#### [Required work]
Reading down the listing below, count the lines where the word "time" shows up, then give only that count.

#### [Task data]
————

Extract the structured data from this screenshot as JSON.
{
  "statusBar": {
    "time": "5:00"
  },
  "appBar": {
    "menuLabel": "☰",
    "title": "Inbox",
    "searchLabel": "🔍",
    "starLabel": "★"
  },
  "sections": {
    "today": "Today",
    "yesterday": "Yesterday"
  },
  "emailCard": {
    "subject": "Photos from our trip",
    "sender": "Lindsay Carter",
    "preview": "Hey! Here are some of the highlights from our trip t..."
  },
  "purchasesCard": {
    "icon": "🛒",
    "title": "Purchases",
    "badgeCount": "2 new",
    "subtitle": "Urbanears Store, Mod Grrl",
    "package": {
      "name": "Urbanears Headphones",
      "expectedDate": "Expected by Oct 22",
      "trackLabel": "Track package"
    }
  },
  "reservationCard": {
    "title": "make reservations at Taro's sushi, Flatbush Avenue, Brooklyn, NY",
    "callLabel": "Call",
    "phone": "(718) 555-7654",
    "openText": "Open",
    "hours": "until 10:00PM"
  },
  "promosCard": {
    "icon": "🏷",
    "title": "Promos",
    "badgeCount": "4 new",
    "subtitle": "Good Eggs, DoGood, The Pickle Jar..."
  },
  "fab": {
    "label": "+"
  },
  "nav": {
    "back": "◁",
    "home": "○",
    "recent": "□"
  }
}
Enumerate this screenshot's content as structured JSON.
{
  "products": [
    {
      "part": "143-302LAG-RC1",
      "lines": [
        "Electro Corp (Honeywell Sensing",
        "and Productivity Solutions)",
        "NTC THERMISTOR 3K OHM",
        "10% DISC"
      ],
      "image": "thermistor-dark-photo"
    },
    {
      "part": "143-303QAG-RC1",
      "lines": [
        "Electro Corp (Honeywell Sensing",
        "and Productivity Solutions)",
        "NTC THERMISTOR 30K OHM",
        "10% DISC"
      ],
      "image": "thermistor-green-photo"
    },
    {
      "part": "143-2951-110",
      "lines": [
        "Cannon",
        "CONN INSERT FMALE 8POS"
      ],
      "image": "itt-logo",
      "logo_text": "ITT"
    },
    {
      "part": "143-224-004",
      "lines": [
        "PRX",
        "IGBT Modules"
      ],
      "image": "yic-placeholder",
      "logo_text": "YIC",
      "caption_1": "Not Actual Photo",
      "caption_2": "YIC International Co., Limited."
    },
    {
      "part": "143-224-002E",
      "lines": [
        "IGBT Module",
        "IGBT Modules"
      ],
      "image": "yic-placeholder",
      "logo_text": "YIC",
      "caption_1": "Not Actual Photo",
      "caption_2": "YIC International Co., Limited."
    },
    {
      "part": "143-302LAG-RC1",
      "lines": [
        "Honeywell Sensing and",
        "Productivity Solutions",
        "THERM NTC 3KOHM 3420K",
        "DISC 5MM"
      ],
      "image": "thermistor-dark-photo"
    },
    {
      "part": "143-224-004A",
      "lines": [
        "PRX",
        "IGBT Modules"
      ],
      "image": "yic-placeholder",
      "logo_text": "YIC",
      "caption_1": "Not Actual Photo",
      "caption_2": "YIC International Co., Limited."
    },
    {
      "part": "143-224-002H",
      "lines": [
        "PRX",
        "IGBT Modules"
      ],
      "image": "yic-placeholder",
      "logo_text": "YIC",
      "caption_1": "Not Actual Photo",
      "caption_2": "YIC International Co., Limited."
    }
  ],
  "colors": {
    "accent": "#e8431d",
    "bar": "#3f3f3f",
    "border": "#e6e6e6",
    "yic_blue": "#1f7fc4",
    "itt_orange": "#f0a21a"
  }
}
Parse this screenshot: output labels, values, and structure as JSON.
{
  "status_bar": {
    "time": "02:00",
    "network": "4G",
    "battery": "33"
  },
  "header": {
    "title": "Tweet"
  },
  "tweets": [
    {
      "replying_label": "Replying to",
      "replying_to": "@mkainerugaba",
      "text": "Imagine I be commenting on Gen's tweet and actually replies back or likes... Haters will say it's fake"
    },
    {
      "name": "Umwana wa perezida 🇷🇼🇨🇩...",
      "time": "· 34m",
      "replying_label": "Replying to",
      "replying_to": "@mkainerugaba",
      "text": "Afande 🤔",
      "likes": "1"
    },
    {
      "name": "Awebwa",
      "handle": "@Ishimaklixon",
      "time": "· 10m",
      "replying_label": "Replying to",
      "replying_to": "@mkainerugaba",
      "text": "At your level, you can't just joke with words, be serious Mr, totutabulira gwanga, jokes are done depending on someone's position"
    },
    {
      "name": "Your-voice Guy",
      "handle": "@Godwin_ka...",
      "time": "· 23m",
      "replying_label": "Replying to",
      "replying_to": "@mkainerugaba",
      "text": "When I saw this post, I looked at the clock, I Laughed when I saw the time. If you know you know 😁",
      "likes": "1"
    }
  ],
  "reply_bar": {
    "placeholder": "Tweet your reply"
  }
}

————

#### [Solution to this task]
6